As a complimentary service to our clients, Barran Liebman LLP provides valuable Electronic Alerts that summarize new case law, statutes, and regulations that may impact your business.» Subscribe To E-Alerts
You may request permission to reprint a Barran Liebman Electronic Alerts by contacting Traci Ray by email or phone at 503-276-2115.
As a special service to our clients, Barran Liebman LLP provides valuable Electronic AlertsSM free of charge. The Electronic AlertsSM summarize new case law and statutes that may impact your business, and suggest methods to comply with new legal requirements.
If you would like a copy of an archived E-Alert emailed to you, please contact Traci Ray by email or phone at 503-276-2115.
By Kyle Abraham
On December 12, 2014, the National Labor Relations Board ("NLRB") dealt employers facing union organizing a blow by adopting the controversial “quickie election” rule. The rule amends the pre-election procedures and processes for conducting a representation election to determine if employees want to be represented by a union. The new rule creates favorable conditions for union organizing, accelerates representation elections, and hampers employers’ legitimate efforts to educate its employees about union representation.
This new rule, which goes into effect on April 14, 2015, will amend the pre-election procedures and provide unions the option to file election petitions electronically. The new procedures require employers, within seven days after an election petition is filed, to provide unions with a list of employees eligible to vote, and the list must include the employees’ job classifications, shifts and work locations. The new procedures also require employers to provide unions with more detailed contact information on employees. Under the current rule, employers need only provide unions with the names and home addresses of employees within seven days after an election is ordered; however, the new rule requires employers to also provide employees’ phone numbers and email addresses within two days after an election is directed.
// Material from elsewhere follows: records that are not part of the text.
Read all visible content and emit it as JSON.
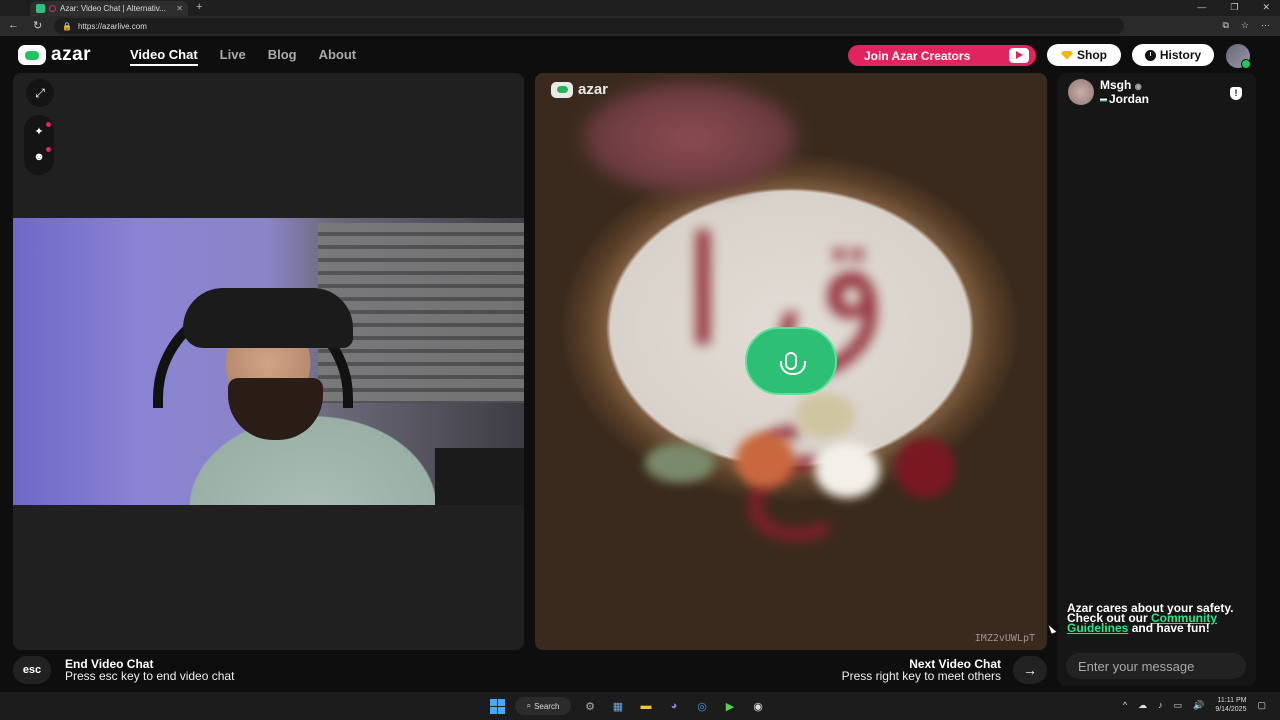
{
  "browser": {
    "tab_title": "Azar: Video Chat | Alternativ...",
    "url": "https://azarlive.com"
  },
  "header": {
    "logo_text": "azar",
    "nav": [
      "Video Chat",
      "Live",
      "Blog",
      "About"
    ],
    "join_creators_label": "Join Azar Creators",
    "shop_label": "Shop",
    "history_label": "History"
  },
  "center": {
    "logo_text": "azar",
    "watermark": "IMZ2vUWLpT"
  },
  "chat": {
    "peer_name": "Msgh",
    "peer_country": "Jordan",
    "safety_text_1": "Azar cares about your safety. Check out our",
    "safety_link": "Community Guidelines",
    "safety_text_2": "and have fun!",
    "input_placeholder": "Enter your message"
  },
  "footer": {
    "esc_key": "esc",
    "end_title": "End Video Chat",
    "end_sub": "Press esc key to end video chat",
    "next_title": "Next Video Chat",
    "next_sub": "Press right key to meet others"
  },
  "taskbar": {
    "search_label": "Search",
    "time": "11:11 PM",
    "date": "9/14/2025"
  },
  "colors": {
    "accent_green": "#2dbf74",
    "creators_pink": "#e0245e",
    "link_green": "#2ee58a"
  }
}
These changes will give unions a new level of access to employees during the representation election campaign.
The new rule also changes the process for conducting a representation election, most significantly, by reducing the timeline for an election. After an election petition is filed, a NLRB Regional Director must determine whether or not an election should be held, and any party may appeal a Regional Director’s decision to the NLRB. Under the current process, the ordered election is delayed for a 25-day waiting period pending the appeal. Under the new rule, the election will be held without delay, and any appeal will be heard after the election. The practical impact of these changes is a shortened time between the election petition and the date of the representation election from 42 days or less, under the current process, to as little as 10 to 14 days, under the new process. The shorter timeline for an election reduces the employers’ opportunity to provide employees with information about union representation, and employees are left to only rely on information provided by unions.
The announcement of the “quickie election” rule was the second time last week the NLRB hit employer facing union organizing. The first blow came on when the NLRB issued its decision in Purple Communications, Inc., 361 NLRB No. 126, which provided workers the right to use their employers’ email systems to communicate with each other at work regarding union organizing. Together these NLRB decisions create more favorable conditions for unions to organize employees. In response to these changes, employers should consider being proactive on communicating with employees. Along with trainings on sexual harassment, bullying, workplace violence and other topics, non-union employers, especially those vulnerable to organizing, would be well served to consider adding employee rights under the National Labor Relations Act as part of the regular employee training program.